That's why, even after the Les Murakami era and the regular season have ended, there has been no successor announced. It is why the "vacancy" sign is still posted at Rainbow Stadium and athletic director Hugh Yoshida remains in the "no comment" mode.

Nor, it is interesting to note, is there any sense of panic over the situation, suggesting the Rainbows are pretty confident they have their bases covered pending the end of the postseason.

For sure there is a six-figure offer sitting squarely on Pat Murphy's table in Tempe, Ariz., where it has been the Arizona State coach's job to turn down for more than two months now. The fact that Murphy has refused to do so, even in the face of what has been described as an improved offer from ASU, says he remains the front-runner and UH is willing to hold the position open a little longer.

Perhaps Murphy is just waiting to put the last of his ASU obligations behind him, looking for an opportune window in a contract with exacting buy-out provisions, before signing on the dotted line.
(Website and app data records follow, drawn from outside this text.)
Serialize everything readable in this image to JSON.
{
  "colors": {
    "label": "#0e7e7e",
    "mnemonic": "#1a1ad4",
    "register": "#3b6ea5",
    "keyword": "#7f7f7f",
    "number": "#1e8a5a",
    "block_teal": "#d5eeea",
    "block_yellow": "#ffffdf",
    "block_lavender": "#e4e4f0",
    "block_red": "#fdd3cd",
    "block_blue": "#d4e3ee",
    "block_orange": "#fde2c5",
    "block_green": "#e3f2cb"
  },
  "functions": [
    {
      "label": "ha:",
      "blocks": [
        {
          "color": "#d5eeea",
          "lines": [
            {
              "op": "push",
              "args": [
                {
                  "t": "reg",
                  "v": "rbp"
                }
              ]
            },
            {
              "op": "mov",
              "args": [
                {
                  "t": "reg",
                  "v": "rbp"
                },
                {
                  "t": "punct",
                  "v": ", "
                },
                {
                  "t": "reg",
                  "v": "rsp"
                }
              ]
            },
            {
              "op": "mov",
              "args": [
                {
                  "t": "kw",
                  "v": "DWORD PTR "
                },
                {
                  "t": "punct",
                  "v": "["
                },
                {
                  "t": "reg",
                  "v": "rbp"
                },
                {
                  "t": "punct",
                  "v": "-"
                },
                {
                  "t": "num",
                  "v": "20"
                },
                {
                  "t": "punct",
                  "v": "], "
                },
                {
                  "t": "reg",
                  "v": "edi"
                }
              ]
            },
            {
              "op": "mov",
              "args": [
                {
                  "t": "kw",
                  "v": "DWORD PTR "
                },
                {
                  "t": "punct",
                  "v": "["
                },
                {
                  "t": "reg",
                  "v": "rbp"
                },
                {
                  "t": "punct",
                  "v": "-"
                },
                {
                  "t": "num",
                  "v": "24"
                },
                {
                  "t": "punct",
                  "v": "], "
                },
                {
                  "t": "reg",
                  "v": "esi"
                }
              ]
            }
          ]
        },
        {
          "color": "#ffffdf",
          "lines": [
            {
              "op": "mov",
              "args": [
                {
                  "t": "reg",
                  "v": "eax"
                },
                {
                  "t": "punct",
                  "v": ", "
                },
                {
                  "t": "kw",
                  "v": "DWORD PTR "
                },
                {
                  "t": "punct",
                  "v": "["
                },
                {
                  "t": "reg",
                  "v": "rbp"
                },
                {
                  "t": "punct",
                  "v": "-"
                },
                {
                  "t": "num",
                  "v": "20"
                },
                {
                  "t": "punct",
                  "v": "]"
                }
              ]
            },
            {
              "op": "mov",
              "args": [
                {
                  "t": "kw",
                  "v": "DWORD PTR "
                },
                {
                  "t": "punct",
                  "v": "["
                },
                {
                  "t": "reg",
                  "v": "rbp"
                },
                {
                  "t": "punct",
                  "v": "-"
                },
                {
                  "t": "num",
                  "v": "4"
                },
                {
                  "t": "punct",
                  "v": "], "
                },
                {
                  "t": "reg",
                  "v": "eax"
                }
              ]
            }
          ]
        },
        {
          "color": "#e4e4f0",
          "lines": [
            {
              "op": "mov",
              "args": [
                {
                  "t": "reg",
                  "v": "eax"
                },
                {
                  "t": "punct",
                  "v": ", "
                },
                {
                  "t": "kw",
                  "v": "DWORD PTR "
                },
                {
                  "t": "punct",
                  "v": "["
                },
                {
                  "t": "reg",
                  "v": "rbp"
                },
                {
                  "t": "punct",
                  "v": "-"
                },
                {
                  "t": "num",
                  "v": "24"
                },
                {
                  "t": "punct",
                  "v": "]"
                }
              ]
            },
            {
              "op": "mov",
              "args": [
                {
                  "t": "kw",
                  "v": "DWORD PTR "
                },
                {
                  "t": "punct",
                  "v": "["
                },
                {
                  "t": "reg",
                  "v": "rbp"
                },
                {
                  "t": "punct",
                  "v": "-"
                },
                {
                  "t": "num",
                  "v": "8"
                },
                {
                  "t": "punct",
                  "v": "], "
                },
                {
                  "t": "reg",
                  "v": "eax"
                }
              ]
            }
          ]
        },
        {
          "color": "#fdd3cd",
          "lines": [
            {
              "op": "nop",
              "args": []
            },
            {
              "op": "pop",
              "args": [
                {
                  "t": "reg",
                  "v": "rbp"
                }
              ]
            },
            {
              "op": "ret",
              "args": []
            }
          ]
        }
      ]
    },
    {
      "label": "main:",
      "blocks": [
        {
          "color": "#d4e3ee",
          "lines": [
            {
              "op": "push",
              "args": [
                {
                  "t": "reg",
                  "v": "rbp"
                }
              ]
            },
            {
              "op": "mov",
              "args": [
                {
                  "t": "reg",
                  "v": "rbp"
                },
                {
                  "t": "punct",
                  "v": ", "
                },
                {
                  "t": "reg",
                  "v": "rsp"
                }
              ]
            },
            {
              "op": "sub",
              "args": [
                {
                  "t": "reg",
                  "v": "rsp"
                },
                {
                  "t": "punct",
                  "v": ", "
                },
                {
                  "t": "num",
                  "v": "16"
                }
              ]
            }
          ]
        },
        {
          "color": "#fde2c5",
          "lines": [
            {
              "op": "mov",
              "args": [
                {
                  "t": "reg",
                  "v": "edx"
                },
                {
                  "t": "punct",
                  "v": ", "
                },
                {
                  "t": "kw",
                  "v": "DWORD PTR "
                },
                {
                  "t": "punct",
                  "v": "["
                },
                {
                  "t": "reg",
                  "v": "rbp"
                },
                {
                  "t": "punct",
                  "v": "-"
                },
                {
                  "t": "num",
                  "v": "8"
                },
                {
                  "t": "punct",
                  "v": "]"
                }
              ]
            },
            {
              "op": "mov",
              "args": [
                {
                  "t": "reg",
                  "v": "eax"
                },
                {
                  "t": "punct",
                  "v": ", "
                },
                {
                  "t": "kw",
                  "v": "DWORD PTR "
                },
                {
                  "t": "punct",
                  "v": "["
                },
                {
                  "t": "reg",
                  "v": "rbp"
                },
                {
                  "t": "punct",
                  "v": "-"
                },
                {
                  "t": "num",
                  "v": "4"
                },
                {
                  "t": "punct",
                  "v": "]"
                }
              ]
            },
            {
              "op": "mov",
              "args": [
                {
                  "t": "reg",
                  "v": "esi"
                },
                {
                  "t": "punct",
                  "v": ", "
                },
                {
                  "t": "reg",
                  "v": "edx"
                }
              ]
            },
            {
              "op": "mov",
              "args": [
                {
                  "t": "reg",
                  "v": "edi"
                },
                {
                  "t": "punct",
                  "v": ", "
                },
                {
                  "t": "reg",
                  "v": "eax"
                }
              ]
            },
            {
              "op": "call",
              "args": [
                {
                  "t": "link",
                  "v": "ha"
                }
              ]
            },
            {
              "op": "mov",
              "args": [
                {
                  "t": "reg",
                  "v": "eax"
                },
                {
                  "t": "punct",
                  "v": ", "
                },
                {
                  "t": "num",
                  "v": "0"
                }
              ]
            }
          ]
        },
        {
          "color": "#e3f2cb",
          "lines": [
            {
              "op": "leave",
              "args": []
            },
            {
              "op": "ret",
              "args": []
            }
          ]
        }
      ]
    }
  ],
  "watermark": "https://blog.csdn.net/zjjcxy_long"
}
Or, maybe, he is genuinely undecided.

Either way, this is college baseball, where it is always advisable to have somebody standing by in the bullpen. And the Rainbows give the impression they do. Mike Trapasso, the top assistant at Georgia Tech, which is appearing in a regional, is known to still be high on the Rainbows' list. And at least three head coaches of other teams in the tournament reportedly have also communicated with UH on a "what if" basis.

Ideally, of course, it wouldn't have come to this late date. In a best-case scenario there would have been a smooth dugout transition had Murakami and the school been able to agree on a successor for him to groom. Unfortunately, for all involved, that didn't happen.

Then, in deference to their coach of 31 years, the Rainbows chose to wait until the fall to begin the selection process, a point at which few coaches already under contract were willing to consider a move.

For nearly 12 months now, ever since last May's announcement that a change would be made, UH chose to bide its time. Now, what it does in the coming weeks will determine if that patience is to be rewarded.